[Exercise materials]

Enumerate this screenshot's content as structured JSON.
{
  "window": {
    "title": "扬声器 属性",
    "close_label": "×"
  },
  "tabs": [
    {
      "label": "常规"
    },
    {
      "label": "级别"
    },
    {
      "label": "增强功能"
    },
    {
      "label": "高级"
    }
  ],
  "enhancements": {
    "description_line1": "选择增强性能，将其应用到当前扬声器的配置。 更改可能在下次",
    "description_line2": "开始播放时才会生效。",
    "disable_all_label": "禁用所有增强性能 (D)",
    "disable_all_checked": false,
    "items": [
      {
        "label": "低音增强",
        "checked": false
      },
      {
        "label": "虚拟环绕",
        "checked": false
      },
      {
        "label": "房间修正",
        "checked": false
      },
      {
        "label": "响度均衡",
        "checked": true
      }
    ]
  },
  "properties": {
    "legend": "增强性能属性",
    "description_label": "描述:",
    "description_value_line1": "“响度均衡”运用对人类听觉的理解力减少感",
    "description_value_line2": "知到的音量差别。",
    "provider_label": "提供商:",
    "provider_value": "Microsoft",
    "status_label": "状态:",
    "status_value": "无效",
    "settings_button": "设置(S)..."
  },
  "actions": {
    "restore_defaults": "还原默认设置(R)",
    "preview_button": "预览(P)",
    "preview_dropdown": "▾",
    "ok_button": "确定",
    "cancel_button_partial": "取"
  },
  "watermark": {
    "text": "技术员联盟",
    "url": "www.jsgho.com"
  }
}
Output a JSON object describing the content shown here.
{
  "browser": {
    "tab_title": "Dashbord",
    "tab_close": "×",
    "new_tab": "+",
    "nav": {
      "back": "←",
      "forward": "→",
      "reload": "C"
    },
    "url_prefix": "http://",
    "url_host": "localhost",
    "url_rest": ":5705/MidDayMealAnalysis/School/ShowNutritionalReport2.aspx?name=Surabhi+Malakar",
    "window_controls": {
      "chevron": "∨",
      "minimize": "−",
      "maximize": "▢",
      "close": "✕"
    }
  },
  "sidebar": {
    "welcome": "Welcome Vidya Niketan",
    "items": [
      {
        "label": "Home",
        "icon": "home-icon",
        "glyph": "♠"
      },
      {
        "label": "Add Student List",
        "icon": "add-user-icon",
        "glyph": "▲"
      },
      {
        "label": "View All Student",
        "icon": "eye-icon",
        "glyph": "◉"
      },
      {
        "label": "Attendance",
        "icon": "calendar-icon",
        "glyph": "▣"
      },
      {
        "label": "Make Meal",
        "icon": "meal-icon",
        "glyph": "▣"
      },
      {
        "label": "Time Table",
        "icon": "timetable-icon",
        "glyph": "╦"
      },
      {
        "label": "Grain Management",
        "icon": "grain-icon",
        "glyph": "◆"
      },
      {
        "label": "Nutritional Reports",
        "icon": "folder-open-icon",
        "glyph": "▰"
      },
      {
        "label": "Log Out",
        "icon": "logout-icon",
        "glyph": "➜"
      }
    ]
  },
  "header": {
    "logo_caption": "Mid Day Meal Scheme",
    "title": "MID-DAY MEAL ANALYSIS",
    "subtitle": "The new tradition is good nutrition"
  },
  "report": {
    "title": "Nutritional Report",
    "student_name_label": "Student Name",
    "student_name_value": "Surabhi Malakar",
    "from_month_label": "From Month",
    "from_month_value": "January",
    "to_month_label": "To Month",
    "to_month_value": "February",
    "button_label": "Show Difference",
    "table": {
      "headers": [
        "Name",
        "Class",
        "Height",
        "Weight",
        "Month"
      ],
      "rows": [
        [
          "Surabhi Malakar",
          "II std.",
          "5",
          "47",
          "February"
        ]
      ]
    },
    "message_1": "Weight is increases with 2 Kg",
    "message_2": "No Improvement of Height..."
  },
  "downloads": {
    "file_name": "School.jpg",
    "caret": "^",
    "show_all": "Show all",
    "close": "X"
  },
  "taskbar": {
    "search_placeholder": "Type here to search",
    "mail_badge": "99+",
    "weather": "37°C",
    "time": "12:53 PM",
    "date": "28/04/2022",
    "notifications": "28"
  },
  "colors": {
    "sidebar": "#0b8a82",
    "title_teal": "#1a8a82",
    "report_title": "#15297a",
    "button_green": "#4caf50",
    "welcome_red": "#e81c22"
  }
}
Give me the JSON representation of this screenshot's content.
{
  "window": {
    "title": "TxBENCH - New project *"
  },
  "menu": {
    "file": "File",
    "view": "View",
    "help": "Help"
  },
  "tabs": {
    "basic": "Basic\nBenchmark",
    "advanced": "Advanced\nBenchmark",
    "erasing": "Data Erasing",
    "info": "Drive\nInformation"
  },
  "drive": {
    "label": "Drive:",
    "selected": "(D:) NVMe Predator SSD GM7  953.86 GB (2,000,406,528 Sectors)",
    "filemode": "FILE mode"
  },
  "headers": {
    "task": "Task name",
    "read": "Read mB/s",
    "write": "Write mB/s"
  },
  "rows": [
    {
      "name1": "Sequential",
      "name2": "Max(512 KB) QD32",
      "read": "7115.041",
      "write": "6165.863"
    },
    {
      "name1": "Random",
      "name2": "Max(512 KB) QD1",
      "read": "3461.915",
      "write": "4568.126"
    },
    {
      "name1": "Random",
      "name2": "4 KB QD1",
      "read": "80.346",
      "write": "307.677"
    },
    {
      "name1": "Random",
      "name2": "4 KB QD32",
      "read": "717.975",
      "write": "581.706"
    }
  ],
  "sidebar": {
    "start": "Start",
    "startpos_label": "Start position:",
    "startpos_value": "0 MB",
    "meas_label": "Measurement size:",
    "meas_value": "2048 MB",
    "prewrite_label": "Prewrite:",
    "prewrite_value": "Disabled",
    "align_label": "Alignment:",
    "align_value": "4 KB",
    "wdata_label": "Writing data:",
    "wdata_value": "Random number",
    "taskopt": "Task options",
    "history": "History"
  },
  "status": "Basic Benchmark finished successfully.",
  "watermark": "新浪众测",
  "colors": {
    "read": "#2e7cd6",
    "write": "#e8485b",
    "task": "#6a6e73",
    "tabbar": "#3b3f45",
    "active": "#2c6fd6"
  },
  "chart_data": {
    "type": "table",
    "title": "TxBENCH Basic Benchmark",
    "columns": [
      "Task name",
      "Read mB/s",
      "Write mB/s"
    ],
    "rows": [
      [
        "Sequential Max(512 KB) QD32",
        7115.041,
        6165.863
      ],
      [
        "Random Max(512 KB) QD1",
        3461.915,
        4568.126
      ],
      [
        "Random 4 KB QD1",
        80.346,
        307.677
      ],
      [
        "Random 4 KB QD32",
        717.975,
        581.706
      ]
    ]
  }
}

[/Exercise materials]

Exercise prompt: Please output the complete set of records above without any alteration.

Response area:
Enumerate this screenshot's content as structured JSON.
{
  "window": {
    "title": "扬声器 属性",
    "close_label": "×"
  },
  "tabs": [
    {
      "label": "常规"
    },
    {
      "label": "级别"
    },
    {
      "label": "增强功能"
    },
    {
      "label": "高级"
    }
  ],
  "enhancements": {
    "description_line1": "选择增强性能，将其应用到当前扬声器的配置。 更改可能在下次",
    "description_line2": "开始播放时才会生效。",
    "disable_all_label": "禁用所有增强性能 (D)",
    "disable_all_checked": false,
    "items": [
      {
        "label": "低音增强",
        "checked": false
      },
      {
        "label": "虚拟环绕",
        "checked": false
      },
      {
        "label": "房间修正",
        "checked": false
      },
      {
        "label": "响度均衡",
        "checked": true
      }
    ]
  },
  "properties": {
    "legend": "增强性能属性",
    "description_label": "描述:",
    "description_value_line1": "“响度均衡”运用对人类听觉的理解力减少感",
    "description_value_line2": "知到的音量差别。",
    "provider_label": "提供商:",
    "provider_value": "Microsoft",
    "status_label": "状态:",
    "status_value": "无效",
    "settings_button": "设置(S)..."
  },
  "actions": {
    "restore_defaults": "还原默认设置(R)",
    "preview_button": "预览(P)",
    "preview_dropdown": "▾",
    "ok_button": "确定",
    "cancel_button_partial": "取"
  },
  "watermark": {
    "text": "技术员联盟",
    "url": "www.jsgho.com"
  }
}
Output a JSON object describing the content shown here.
{
  "browser": {
    "tab_title": "Dashbord",
    "tab_close": "×",
    "new_tab": "+",
    "nav": {
      "back": "←",
      "forward": "→",
      "reload": "C"
    },
    "url_prefix": "http://",
    "url_host": "localhost",
    "url_rest": ":5705/MidDayMealAnalysis/School/ShowNutritionalReport2.aspx?name=Surabhi+Malakar",
    "window_controls": {
      "chevron": "∨",
      "minimize": "−",
      "maximize": "▢",
      "close": "✕"
    }
  },
  "sidebar": {
    "welcome": "Welcome Vidya Niketan",
    "items": [
      {
        "label": "Home",
        "icon": "home-icon",
        "glyph": "♠"
      },
      {
        "label": "Add Student List",
        "icon": "add-user-icon",
        "glyph": "▲"
      },
      {
        "label": "View All Student",
        "icon": "eye-icon",
        "glyph": "◉"
      },
      {
        "label": "Attendance",
        "icon": "calendar-icon",
        "glyph": "▣"
      },
      {
        "label": "Make Meal",
        "icon": "meal-icon",
        "glyph": "▣"
      },
      {
        "label": "Time Table",
        "icon": "timetable-icon",
        "glyph": "╦"
      },
      {
        "label": "Grain Management",
        "icon": "grain-icon",
        "glyph": "◆"
      },
      {
        "label": "Nutritional Reports",
        "icon": "folder-open-icon",
        "glyph": "▰"
      },
      {
        "label": "Log Out",
        "icon": "logout-icon",
        "glyph": "➜"
      }
    ]
  },
  "header": {
    "logo_caption": "Mid Day Meal Scheme",
    "title": "MID-DAY MEAL ANALYSIS",
    "subtitle": "The new tradition is good nutrition"
  },
  "report": {
    "title": "Nutritional Report",
    "student_name_label": "Student Name",
    "student_name_value": "Surabhi Malakar",
    "from_month_label": "From Month",
    "from_month_value": "January",
    "to_month_label": "To Month",
    "to_month_value": "February",
    "button_label": "Show Difference",
    "table": {
      "headers": [
        "Name",
        "Class",
        "Height",
        "Weight",
        "Month"
      ],
      "rows": [
        [
          "Surabhi Malakar",
          "II std.",
          "5",
          "47",
          "February"
        ]
      ]
    },
    "message_1": "Weight is increases with 2 Kg",
    "message_2": "No Improvement of Height..."
  },
  "downloads": {
    "file_name": "School.jpg",
    "caret": "^",
    "show_all": "Show all",
    "close": "X"
  },
  "taskbar": {
    "search_placeholder": "Type here to search",
    "mail_badge": "99+",
    "weather": "37°C",
    "time": "12:53 PM",
    "date": "28/04/2022",
    "notifications": "28"
  },
  "colors": {
    "sidebar": "#0b8a82",
    "title_teal": "#1a8a82",
    "report_title": "#15297a",
    "button_green": "#4caf50",
    "welcome_red": "#e81c22"
  }
}
Give me the JSON representation of this screenshot's content.
{
  "window": {
    "title": "TxBENCH - New project *"
  },
  "menu": {
    "file": "File",
    "view": "View",
    "help": "Help"
  },
  "tabs": {
    "basic": "Basic\nBenchmark",
    "advanced": "Advanced\nBenchmark",
    "erasing": "Data Erasing",
    "info": "Drive\nInformation"
  },
  "drive": {
    "label": "Drive:",
    "selected": "(D:) NVMe Predator SSD GM7  953.86 GB (2,000,406,528 Sectors)",
    "filemode": "FILE mode"
  },
  "headers": {
    "task": "Task name",
    "read": "Read mB/s",
    "write": "Write mB/s"
  },
  "rows": [
    {
      "name1": "Sequential",
      "name2": "Max(512 KB) QD32",
      "read": "7115.041",
      "write": "6165.863"
    },
    {
      "name1": "Random",
      "name2": "Max(512 KB) QD1",
      "read": "3461.915",
      "write": "4568.126"
    },
    {
      "name1": "Random",
      "name2": "4 KB QD1",
      "read": "80.346",
      "write": "307.677"
    },
    {
      "name1": "Random",
      "name2": "4 KB QD32",
      "read": "717.975",
      "write": "581.706"
    }
  ],
  "sidebar": {
    "start": "Start",
    "startpos_label": "Start position:",
    "startpos_value": "0 MB",
    "meas_label": "Measurement size:",
    "meas_value": "2048 MB",
    "prewrite_label": "Prewrite:",
    "prewrite_value": "Disabled",
    "align_label": "Alignment:",
    "align_value": "4 KB",
    "wdata_label": "Writing data:",
    "wdata_value": "Random number",
    "taskopt": "Task options",
    "history": "History"
  },
  "status": "Basic Benchmark finished successfully.",
  "watermark": "新浪众测",
  "colors": {
    "read": "#2e7cd6",
    "write": "#e8485b",
    "task": "#6a6e73",
    "tabbar": "#3b3f45",
    "active": "#2c6fd6"
  },
  "chart_data": {
    "type": "table",
    "title": "TxBENCH Basic Benchmark",
    "columns": [
      "Task name",
      "Read mB/s",
      "Write mB/s"
    ],
    "rows": [
      [
        "Sequential Max(512 KB) QD32",
        7115.041,
        6165.863
      ],
      [
        "Random Max(512 KB) QD1",
        3461.915,
        4568.126
      ],
      [
        "Random 4 KB QD1",
        80.346,
        307.677
      ],
      [
        "Random 4 KB QD32",
        717.975,
        581.706
      ]
    ]
  }
}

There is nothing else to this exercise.